Trista Baldwin's provocative new play is about the energy company with the big E logo. I refer, of course, to Electricland Electric Company, the Largest Electric Company on the planet, where the battle cry is Amer-I-Can, where employees trade big paydays for Monday donut feeds and casual Fridays, where upper management screws you both ways, where you can rest assured that "if Electricland goes down, it takes you with it" because you are "all one family." Appropriately subtitled "a comedy/nightmare," the play's wild, cartoonish wit is anchored by sinister undercurrents, characters who murmur the horrific details of their lives between company cheers and chase scenes.
Director Paula Goldberg and her ensemble strike a perfect balance between the comedy and the nightmare. The title character begins as Muffy Jonesmith (a wacky, versatile Jessica Makinson), sweet young graduate of Zap High who lands the dream job of Electricland receptionist only to be electrocuted and left for dead by a jealous associate. After a fall down Electricland's incinerator chute, Muffy is reborn as ElectroPuss, a half-cat/half-woman, who speaks in the style of tragic Shakespearean heroines—or beat poets (Baldwin has great fun mixing genres). ElectroPuss joins the other mutant spawn of the toxic corporation, Electric Lucy (Katy Selverstone) and Tumor Tom (David Grammer), who are tour guide and janitor by day, saboteurs by night. The trio manages to take down the company and its evil vice president, if only temporarily.
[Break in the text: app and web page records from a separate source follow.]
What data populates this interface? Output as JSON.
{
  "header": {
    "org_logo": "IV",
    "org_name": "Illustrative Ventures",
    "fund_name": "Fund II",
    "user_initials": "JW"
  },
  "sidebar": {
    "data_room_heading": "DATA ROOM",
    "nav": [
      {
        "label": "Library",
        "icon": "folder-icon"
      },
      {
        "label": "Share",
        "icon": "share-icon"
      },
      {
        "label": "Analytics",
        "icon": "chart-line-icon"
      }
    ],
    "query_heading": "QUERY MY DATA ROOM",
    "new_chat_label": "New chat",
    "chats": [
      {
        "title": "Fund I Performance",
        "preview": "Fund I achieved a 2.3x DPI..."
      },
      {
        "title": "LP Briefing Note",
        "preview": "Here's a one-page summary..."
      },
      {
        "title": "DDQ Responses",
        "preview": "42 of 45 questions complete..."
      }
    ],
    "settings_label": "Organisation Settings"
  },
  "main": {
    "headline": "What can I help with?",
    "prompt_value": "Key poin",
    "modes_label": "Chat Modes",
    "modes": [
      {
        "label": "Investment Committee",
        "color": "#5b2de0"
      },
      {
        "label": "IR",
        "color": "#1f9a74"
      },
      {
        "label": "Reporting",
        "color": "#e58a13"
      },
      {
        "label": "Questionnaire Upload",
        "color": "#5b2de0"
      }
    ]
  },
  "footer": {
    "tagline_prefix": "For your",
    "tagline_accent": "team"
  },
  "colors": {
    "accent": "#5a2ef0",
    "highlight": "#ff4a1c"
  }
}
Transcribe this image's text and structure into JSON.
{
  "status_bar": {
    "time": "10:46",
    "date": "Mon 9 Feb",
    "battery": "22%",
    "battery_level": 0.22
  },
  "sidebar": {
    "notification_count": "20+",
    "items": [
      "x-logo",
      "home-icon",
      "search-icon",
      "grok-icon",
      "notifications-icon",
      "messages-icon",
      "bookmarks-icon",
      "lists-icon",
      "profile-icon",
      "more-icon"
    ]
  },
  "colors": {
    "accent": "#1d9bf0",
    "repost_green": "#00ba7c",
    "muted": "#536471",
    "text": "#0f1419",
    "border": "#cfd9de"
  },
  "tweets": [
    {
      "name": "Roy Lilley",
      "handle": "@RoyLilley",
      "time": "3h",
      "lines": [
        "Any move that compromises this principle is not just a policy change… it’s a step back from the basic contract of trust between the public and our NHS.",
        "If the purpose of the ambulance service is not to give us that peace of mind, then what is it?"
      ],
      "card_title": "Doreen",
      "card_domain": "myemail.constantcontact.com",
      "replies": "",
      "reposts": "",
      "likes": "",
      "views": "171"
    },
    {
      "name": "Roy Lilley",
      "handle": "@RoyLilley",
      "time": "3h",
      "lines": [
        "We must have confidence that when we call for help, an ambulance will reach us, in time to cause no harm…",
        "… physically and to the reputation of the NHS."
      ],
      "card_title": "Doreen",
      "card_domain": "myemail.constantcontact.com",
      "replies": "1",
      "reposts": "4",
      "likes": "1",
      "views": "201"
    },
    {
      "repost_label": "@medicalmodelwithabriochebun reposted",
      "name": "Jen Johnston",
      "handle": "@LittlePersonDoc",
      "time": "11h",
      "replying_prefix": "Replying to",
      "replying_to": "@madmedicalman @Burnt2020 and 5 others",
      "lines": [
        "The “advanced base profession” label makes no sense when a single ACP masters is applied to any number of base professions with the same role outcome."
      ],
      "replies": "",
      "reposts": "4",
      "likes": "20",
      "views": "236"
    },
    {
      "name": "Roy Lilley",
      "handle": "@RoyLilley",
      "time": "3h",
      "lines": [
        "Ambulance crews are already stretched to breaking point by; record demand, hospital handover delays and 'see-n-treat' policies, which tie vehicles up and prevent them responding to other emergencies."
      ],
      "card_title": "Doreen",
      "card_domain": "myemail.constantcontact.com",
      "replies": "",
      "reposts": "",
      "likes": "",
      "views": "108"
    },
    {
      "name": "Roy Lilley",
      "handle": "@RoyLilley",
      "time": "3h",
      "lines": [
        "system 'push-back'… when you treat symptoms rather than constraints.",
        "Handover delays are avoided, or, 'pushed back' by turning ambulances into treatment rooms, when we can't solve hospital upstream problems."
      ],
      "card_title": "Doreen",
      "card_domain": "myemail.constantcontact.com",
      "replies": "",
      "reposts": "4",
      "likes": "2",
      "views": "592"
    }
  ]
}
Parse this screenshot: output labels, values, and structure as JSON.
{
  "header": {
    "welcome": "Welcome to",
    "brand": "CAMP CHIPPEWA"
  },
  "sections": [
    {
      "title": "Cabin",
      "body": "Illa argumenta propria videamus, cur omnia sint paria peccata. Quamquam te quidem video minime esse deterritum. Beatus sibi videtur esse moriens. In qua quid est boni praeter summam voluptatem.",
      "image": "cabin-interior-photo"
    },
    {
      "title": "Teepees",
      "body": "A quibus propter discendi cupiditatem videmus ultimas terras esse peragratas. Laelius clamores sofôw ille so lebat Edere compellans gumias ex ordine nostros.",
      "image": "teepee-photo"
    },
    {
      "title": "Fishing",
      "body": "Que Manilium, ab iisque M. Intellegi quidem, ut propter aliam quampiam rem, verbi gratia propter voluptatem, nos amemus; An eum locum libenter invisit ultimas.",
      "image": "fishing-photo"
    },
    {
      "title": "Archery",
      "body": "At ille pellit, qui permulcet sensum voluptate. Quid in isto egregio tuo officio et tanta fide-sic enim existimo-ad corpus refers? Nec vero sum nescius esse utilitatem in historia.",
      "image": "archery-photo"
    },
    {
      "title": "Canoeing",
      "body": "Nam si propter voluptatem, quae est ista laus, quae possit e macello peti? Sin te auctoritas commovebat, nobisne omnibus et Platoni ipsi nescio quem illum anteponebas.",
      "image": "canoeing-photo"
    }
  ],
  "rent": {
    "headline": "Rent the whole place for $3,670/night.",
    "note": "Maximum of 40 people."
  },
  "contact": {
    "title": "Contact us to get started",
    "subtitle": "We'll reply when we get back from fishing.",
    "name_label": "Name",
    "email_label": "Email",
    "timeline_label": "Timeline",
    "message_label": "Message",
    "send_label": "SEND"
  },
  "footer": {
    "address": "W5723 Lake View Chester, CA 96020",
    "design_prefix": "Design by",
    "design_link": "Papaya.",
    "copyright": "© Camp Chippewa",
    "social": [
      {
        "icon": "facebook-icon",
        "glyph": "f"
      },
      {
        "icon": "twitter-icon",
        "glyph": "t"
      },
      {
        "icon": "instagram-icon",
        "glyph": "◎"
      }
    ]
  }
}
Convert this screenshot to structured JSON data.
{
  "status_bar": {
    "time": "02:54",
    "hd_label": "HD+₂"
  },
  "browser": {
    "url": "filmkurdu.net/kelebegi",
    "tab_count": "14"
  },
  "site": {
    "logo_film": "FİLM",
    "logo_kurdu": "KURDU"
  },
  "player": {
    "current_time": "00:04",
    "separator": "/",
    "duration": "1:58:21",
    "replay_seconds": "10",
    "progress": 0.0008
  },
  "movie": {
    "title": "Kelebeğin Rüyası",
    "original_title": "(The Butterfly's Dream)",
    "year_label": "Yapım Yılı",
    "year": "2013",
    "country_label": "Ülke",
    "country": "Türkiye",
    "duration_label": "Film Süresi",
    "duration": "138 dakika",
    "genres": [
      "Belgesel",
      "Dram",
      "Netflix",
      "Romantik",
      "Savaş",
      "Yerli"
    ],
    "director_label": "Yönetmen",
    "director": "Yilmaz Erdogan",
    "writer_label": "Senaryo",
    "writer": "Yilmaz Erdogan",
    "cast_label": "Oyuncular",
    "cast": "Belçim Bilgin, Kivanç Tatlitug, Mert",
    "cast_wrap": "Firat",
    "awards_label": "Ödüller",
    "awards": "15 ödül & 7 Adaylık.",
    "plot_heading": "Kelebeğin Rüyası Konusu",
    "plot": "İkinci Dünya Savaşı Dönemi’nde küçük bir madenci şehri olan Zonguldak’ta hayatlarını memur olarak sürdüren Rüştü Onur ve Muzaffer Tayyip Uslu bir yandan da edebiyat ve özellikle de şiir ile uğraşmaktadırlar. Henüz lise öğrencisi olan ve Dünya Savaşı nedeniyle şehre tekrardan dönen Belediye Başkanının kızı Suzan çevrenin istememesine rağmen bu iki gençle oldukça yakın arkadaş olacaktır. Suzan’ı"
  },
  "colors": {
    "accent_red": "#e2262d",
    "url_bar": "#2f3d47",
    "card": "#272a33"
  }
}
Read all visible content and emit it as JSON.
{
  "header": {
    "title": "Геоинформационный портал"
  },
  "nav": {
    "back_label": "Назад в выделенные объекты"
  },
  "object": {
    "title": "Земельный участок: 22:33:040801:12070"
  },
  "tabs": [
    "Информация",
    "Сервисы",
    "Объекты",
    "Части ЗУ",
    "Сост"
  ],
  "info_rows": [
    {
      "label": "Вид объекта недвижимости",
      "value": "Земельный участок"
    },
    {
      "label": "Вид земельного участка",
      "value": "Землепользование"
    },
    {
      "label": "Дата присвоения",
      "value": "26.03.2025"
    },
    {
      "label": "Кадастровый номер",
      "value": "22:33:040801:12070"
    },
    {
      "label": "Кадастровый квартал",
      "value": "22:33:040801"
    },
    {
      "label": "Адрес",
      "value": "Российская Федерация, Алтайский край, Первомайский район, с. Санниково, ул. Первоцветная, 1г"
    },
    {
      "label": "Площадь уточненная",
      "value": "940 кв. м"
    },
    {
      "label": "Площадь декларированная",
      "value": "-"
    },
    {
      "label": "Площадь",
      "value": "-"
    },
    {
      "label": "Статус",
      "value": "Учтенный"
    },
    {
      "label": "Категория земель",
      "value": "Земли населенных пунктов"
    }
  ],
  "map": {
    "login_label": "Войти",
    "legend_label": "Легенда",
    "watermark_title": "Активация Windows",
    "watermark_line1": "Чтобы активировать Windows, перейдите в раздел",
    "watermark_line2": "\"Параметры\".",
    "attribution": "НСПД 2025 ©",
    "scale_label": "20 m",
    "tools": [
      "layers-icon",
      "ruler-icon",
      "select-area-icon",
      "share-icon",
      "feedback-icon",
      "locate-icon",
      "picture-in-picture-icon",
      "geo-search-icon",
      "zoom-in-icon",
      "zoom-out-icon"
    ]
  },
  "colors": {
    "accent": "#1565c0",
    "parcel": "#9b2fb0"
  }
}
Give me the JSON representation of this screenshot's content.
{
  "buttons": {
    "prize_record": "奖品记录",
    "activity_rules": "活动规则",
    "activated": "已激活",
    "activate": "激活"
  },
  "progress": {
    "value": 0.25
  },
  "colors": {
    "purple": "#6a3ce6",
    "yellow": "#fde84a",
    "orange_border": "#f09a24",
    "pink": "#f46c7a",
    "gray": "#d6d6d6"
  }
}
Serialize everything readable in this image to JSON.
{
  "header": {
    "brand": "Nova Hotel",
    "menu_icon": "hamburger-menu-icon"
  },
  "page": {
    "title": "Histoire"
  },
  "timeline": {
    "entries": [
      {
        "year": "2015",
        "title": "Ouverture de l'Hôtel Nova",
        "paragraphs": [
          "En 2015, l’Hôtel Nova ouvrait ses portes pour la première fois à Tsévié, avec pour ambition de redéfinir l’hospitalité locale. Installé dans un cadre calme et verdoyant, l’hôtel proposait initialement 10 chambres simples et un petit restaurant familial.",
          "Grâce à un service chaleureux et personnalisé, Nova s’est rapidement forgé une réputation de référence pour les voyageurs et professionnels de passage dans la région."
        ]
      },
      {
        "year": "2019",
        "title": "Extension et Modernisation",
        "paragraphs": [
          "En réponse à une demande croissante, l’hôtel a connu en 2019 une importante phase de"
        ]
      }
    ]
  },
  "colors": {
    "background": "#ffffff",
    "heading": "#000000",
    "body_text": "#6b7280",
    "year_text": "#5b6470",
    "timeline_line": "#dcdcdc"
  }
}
The journey from here to there is packed with comic, poignantly bent characters—each perfectly cast in this production—and menacing details delivered with a grin. Selverstone gives an intriguing performance as the scantily clad tour guide whose high voltage touch has left her physically estranged. Tim Wright plays Muffy's beau, a clerk and annelid enthusiast alarmed by the upward worm migration at Electricland. Diabolical vice president Bob Mickey (Jim Anzide) seems to be daddy or lover to all his receptionists. He marries Muffy's helpless, half-blind mom (the brilliantly fragile Nedra Gallegos) and takes to chasing her around the kitchen table as well as the desk. But he pays no such attention to lonely, borderline-psychotic Shelly Ann (a hilarious Ally Wolfe), the daughter/receptionist who goes to terrible extremes to win his affection.
The team of Michael Allen (set), Sabrina Benson and Mara West (costumes), and Michael E.R. Habicht and Eran James (lighting) has excellently assembled the look of the production, a maniacally detailed mix of bright corporate cartoon, dowdy reality, and cold electrical works. (A portion of the proceeds benefits The Crooked E.Com Family Fund to help former Enron employees who were laid off due to the bankruptcy.)
"ElectroPuss," presented by Circle X Theatre Co. at the Hudson Backstage, 6539 Santa Monica Blvd., Hollywood. Fri.-Sat. 8 p.m., Sun. 2 & 7 p.m. Feb. 22-Mar. 30. $15. (323) 461-6069.